## Problem to solve
Go through the entries below. Copy each line in which "game" appears.
⁂
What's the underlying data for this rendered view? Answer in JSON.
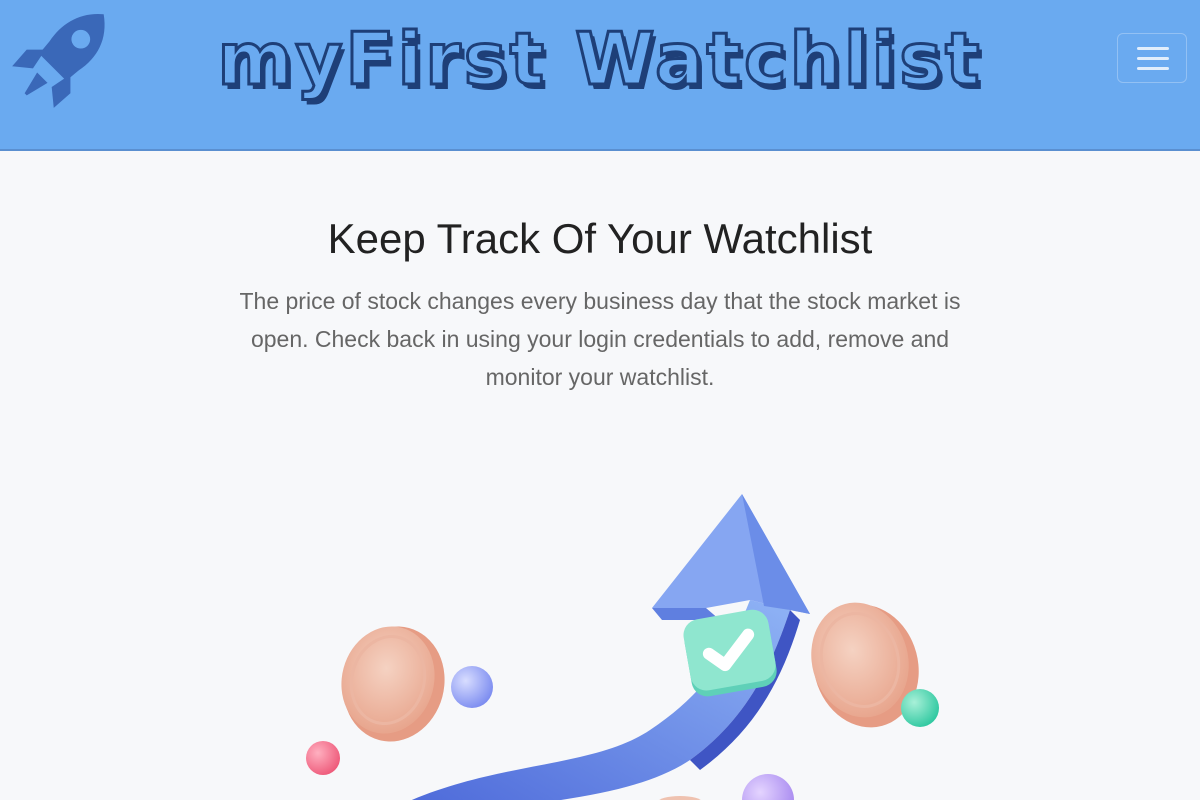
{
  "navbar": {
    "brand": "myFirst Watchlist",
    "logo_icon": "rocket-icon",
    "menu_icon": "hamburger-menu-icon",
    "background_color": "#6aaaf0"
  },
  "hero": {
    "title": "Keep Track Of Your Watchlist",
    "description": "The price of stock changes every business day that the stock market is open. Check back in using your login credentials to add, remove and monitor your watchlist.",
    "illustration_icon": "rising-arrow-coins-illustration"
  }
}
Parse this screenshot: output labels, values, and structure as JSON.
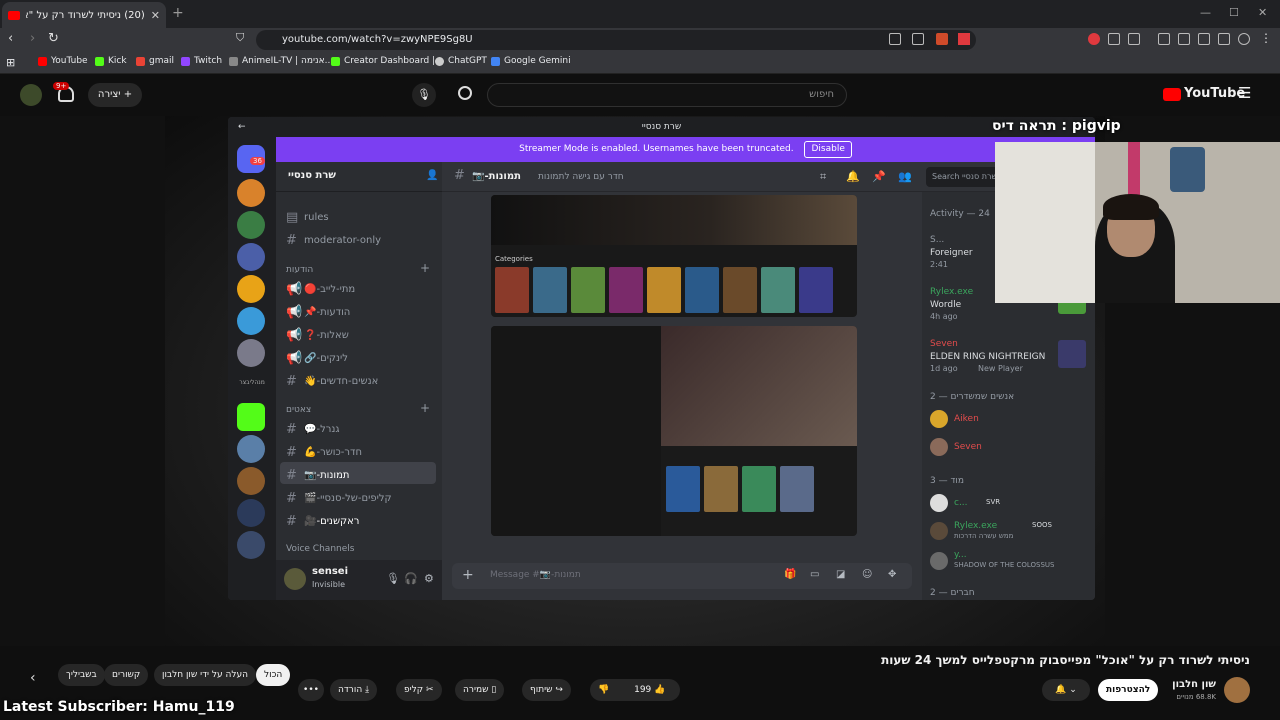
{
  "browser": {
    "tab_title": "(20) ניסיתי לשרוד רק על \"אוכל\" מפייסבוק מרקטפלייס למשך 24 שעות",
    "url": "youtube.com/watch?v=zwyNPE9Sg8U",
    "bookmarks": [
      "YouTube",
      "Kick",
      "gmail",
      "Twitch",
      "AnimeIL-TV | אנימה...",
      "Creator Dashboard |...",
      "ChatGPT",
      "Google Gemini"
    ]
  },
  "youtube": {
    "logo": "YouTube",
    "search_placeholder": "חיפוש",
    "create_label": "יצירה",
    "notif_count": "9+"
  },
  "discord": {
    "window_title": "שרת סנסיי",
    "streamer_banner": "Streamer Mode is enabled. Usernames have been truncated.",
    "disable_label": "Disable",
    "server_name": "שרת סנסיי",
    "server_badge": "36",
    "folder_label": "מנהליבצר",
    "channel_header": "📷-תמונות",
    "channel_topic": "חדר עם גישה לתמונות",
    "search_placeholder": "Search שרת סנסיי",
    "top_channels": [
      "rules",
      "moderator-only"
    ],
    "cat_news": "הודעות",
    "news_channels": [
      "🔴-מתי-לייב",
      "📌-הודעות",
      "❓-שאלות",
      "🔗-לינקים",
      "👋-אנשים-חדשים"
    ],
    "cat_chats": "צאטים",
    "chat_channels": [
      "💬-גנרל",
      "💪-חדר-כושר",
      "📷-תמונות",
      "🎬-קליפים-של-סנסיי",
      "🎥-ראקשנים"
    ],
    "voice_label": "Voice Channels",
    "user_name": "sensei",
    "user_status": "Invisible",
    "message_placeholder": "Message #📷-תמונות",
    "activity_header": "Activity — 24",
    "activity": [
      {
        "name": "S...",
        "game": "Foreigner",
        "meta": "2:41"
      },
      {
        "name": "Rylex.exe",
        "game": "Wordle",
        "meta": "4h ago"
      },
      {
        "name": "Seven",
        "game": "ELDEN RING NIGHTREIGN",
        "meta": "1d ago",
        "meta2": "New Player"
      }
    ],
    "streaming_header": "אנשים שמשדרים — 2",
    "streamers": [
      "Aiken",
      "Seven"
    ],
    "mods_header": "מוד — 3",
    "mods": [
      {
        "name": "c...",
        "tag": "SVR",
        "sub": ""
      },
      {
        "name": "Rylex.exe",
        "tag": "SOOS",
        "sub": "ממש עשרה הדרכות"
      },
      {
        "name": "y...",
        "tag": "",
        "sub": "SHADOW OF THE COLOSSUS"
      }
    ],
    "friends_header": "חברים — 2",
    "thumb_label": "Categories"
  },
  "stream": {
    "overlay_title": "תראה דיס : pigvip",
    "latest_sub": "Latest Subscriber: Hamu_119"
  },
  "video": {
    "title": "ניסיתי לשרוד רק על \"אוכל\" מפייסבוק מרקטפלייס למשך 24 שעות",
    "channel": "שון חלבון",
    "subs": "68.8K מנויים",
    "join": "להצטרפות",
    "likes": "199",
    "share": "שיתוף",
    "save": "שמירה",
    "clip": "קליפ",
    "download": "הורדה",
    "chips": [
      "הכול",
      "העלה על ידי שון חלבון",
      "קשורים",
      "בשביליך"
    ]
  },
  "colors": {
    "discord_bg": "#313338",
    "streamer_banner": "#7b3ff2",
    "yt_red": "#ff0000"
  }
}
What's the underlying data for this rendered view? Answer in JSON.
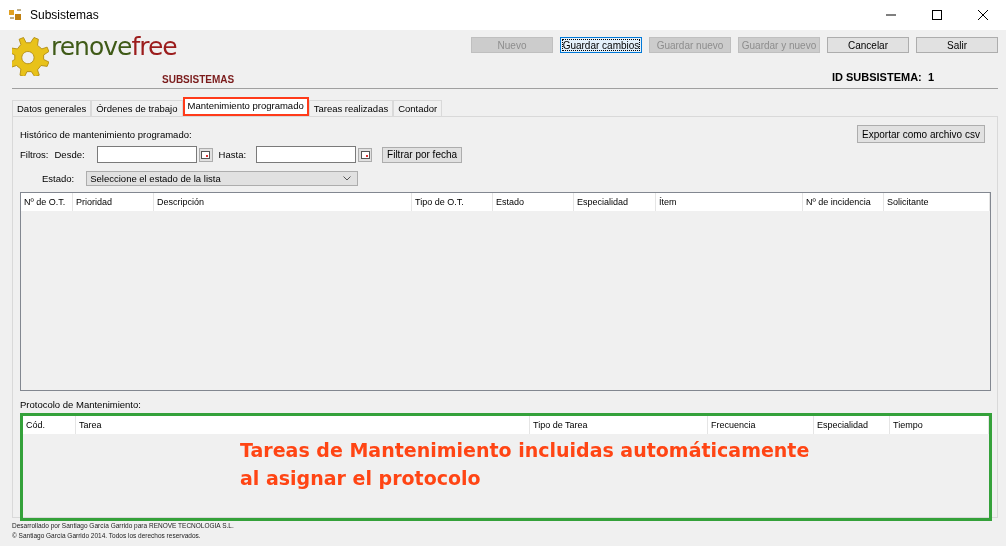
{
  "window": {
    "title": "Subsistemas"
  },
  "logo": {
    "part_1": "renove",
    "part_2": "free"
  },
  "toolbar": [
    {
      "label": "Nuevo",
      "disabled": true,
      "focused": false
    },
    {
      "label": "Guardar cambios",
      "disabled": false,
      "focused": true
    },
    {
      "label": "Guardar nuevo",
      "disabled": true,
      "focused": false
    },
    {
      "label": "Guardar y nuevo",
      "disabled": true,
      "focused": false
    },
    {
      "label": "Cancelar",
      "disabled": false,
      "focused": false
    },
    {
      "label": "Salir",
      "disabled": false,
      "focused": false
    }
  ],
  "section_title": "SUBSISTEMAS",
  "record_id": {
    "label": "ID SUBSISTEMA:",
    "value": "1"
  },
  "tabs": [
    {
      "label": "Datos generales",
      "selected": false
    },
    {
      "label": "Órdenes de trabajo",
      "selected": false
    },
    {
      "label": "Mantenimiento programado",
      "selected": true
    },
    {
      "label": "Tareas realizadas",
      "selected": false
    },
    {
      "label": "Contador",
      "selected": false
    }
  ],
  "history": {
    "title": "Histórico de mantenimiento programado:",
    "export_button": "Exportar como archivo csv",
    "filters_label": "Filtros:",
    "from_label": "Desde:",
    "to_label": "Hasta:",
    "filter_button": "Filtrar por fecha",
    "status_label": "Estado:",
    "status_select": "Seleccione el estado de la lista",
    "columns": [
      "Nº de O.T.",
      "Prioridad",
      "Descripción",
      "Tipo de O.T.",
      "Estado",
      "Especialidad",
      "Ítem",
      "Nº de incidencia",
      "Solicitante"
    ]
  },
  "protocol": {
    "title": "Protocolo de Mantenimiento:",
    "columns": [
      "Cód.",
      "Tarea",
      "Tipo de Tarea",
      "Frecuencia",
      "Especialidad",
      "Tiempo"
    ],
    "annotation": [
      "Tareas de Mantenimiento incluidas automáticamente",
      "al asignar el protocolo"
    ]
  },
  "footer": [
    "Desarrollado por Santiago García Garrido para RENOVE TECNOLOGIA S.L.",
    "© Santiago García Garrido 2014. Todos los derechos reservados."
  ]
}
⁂
## Solution below
        "game": "Foreigner",
        "game": "Wordle",
        "game": "ELDEN RING NIGHTREIGN",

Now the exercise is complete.